Understanding Your Role as a Girl Scout Volunteer
Your most important role as a Girl Scout volunteer is to be excited about everything this opportunity affords you: a chance to partner directly with girls; an invitation to play a critical role in their lives; a chance to watch them blossom under your direction! You also want to be someone who enjoys the activities you’ll be embarking on with the girls—whether you’re a camp volunteer, working with girls who are traveling, or partnering with girls on a short-term series that interests you.
As a Girl Scout volunteer, you serve as a partner and role model to girls. You’ll also work closely with a co-volunteer, because two adults must be present at all times when working with girls, and at least one of those volunteers must be female and not related to the other adult. This is an important distinction that bears repeating: Men can serve as troop volunteers, but an adult female who is not related to the other volunteer must be present at all times, and at no time is a girl to be alone with only one volunteer.
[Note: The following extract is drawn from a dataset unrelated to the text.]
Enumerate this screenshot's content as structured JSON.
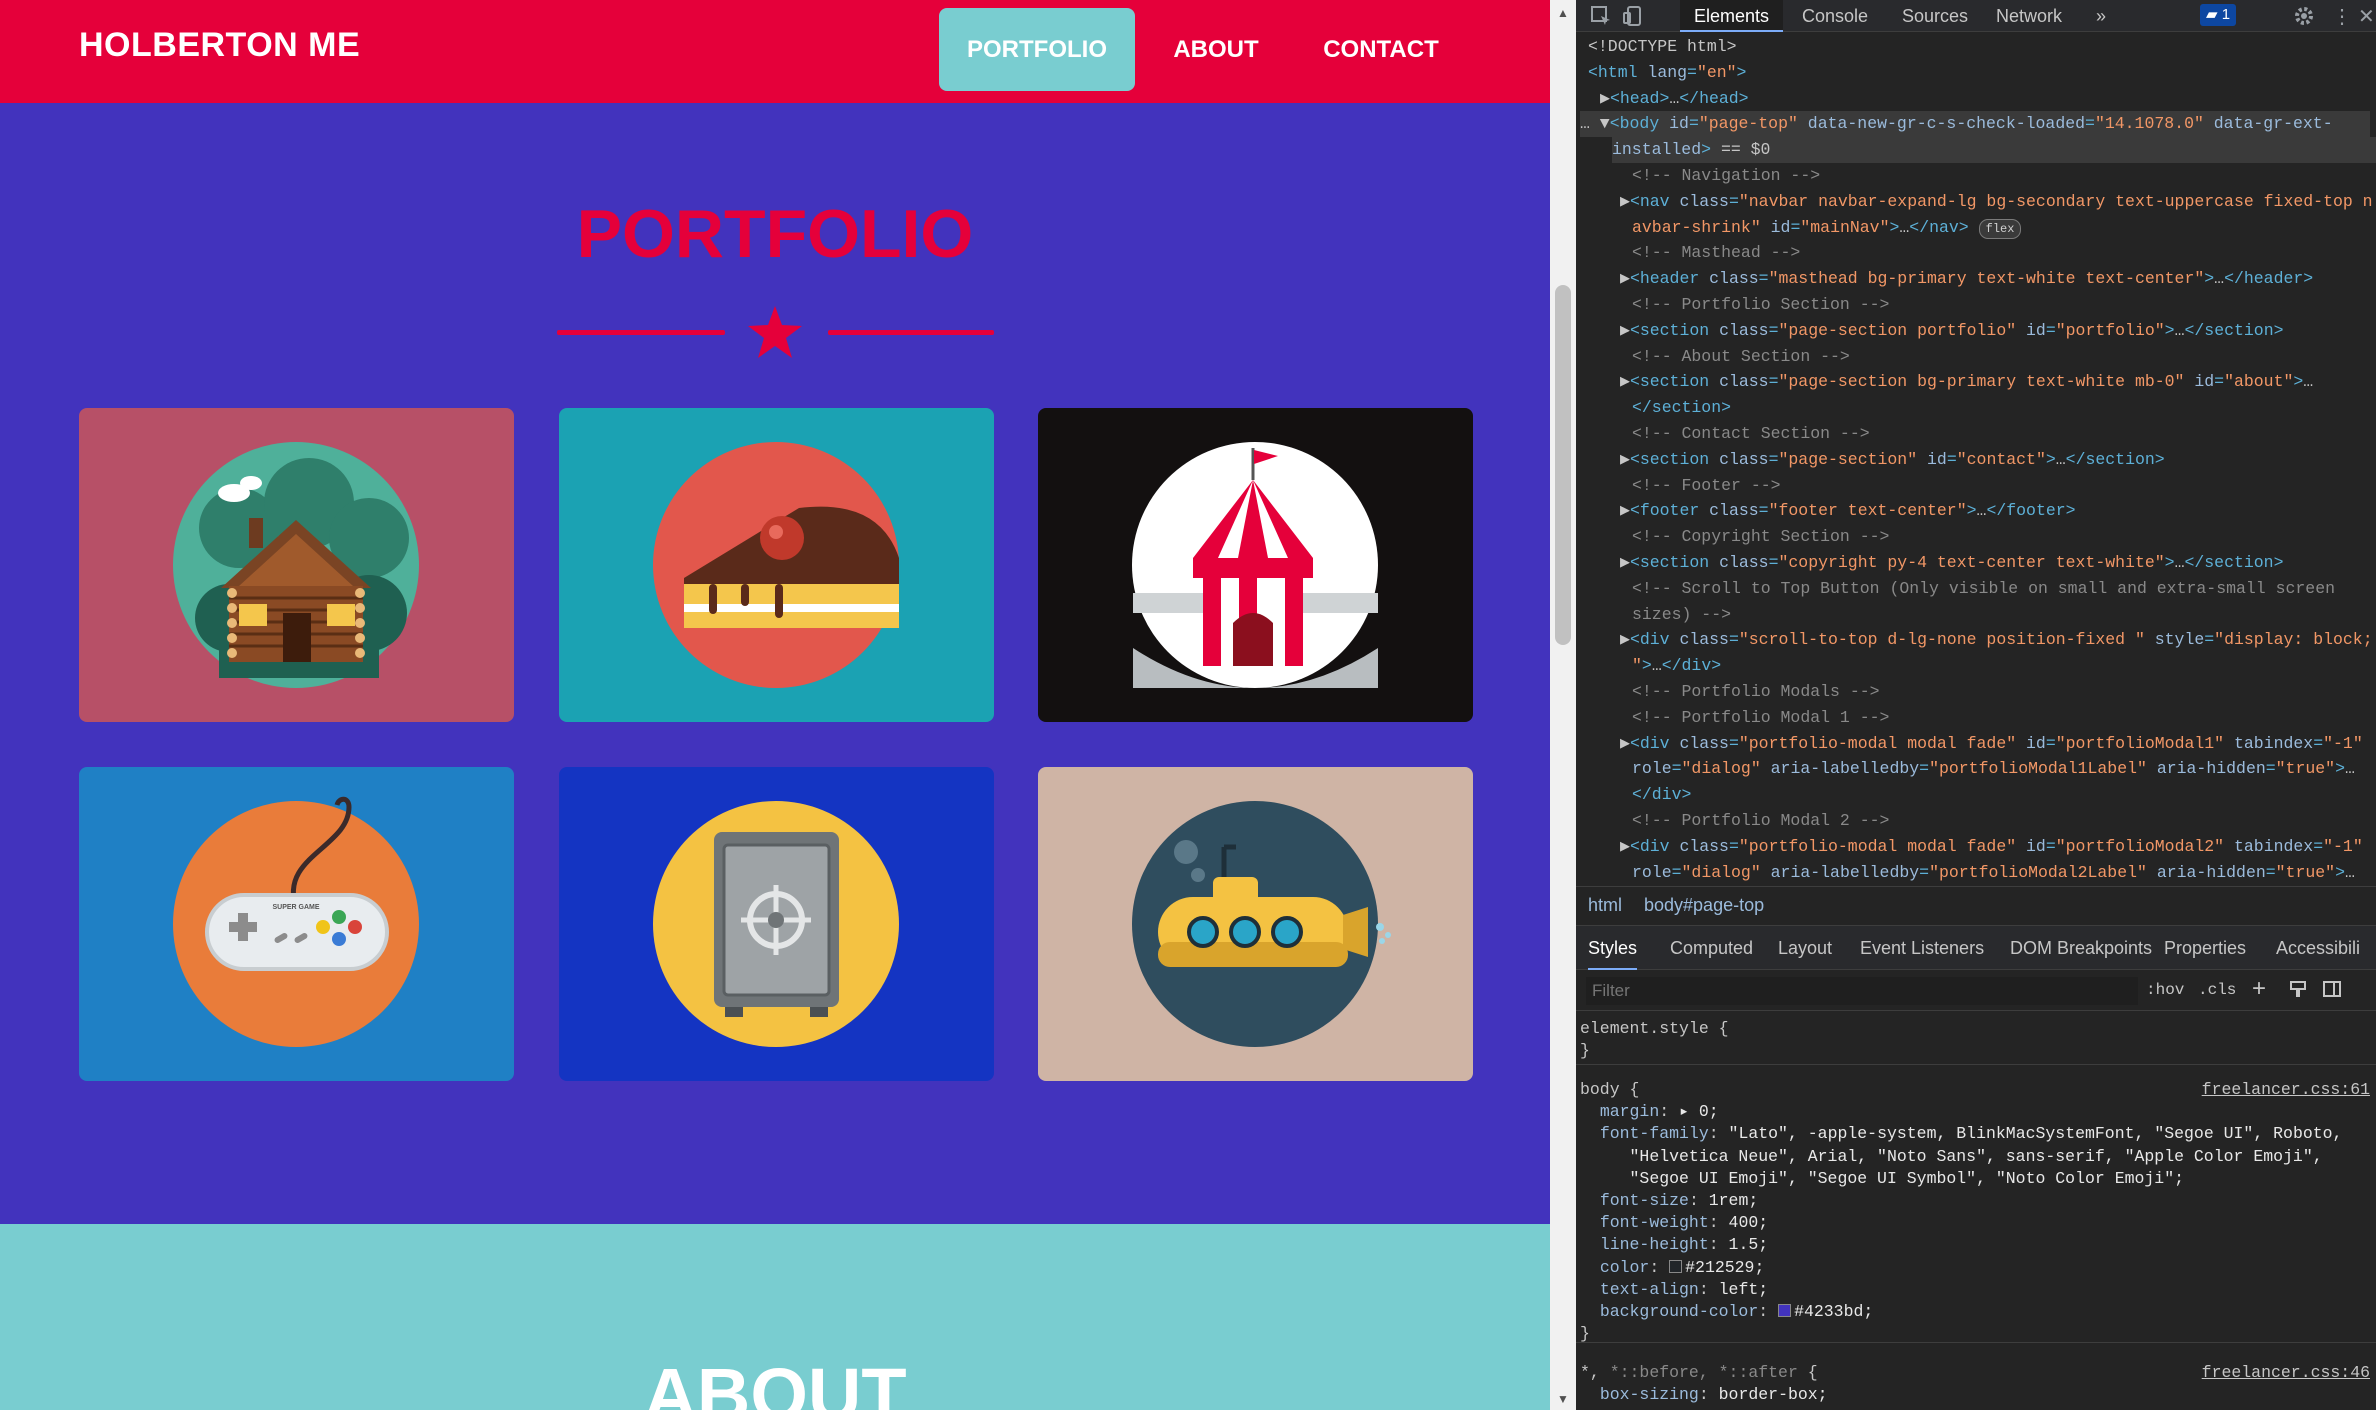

Remember to also check the adult-to-girl ratios in the “Safety-Wise” section.
Your responsibilities as a Girl Scout volunteer include:
- Sharing your knowledge, experience, and skills with a positive and flexible approach.
- Working in a partnership with girls so that their activities are girl-led, allow them to learn by doing, and allow for cooperative (group) learning; you’ll also partner with other volunteers and council staff for support and guidance.
- Organizing fun, interactive, girl-led activities that address relevant issues and match girls’ interests and needs.
- Debriefing and helping girls discuss and reflect on their activity learnings.
- Providing guidance and information regarding Girl Scout group meetings with girls’ parents or guardians on a regular and ongoing basis through a variety of tools, including e-mail, phone calls, newsletters, blogs, or any other method you choose.
- Ensuring your troop is registered and has at least 5 girls
- Organizing paperwork, such as permission slips.
- Communicating effectively and delivering clear, organized, and vibrant presentations or information to an individual or the troop.
- Completing and submitting the financial records (Troop financial Report) to the council
- Overseeing any funds the girls raise with honesty, integrity, and careful record-keeping.
- Maintaining a close connection to your volunteer support team.
- Facilitating a safe experience for every girl.
- Use the Evaluating Your Skills check list found on the council website to determine your strengths.
Your Support Team
In your role as a Girl Scout volunteer, you may team up with co-volunteer(s), parents/guardians, members of the community, service team and council staff members, as well as others who have expressed interest in working alongside you.
Your support team may help by:
- Filling in for you (if appointment and training requirements are met)
- Arranging meeting places
- Being responsible for communicating with girls and parents/guardians
- Locating adults with special skills to facilitate a specialized meeting
- Assisting with trips and chaperoning
- Managing group records
- Planning and managing troop resources, snacks, etc.
If you have a large support team, the first thing you’ll want to do is meet with this group and discuss what brought you to Girl Scouts, review your strengths and skills, and talk about how you would like to work together as a team. Also discuss:
- When important milestones will happen (when Girl Scout Cookie sales will happen, when a troop will take field trips, when a travel group will make its trip, when an event will happen, what the starting and ending dates for a series or for camp will be) and how long the planning process will take
- When and where to meet as a group, if necessary
- Whether, when, where, and how often to hold parent/guardian meetings
- Whether an advance trip to a destination, event site, or camp needs to happen
Remember to call on your volunteer support team, who can help you observe a meeting, assign a mentor or buddy, help with registration forms, assist you with opening a bank account, plan your first meeting, and so on. Also plan to attend service unit meetings—usually held several times throughout the year—that provide excellent opportunities to learn from other volunteers.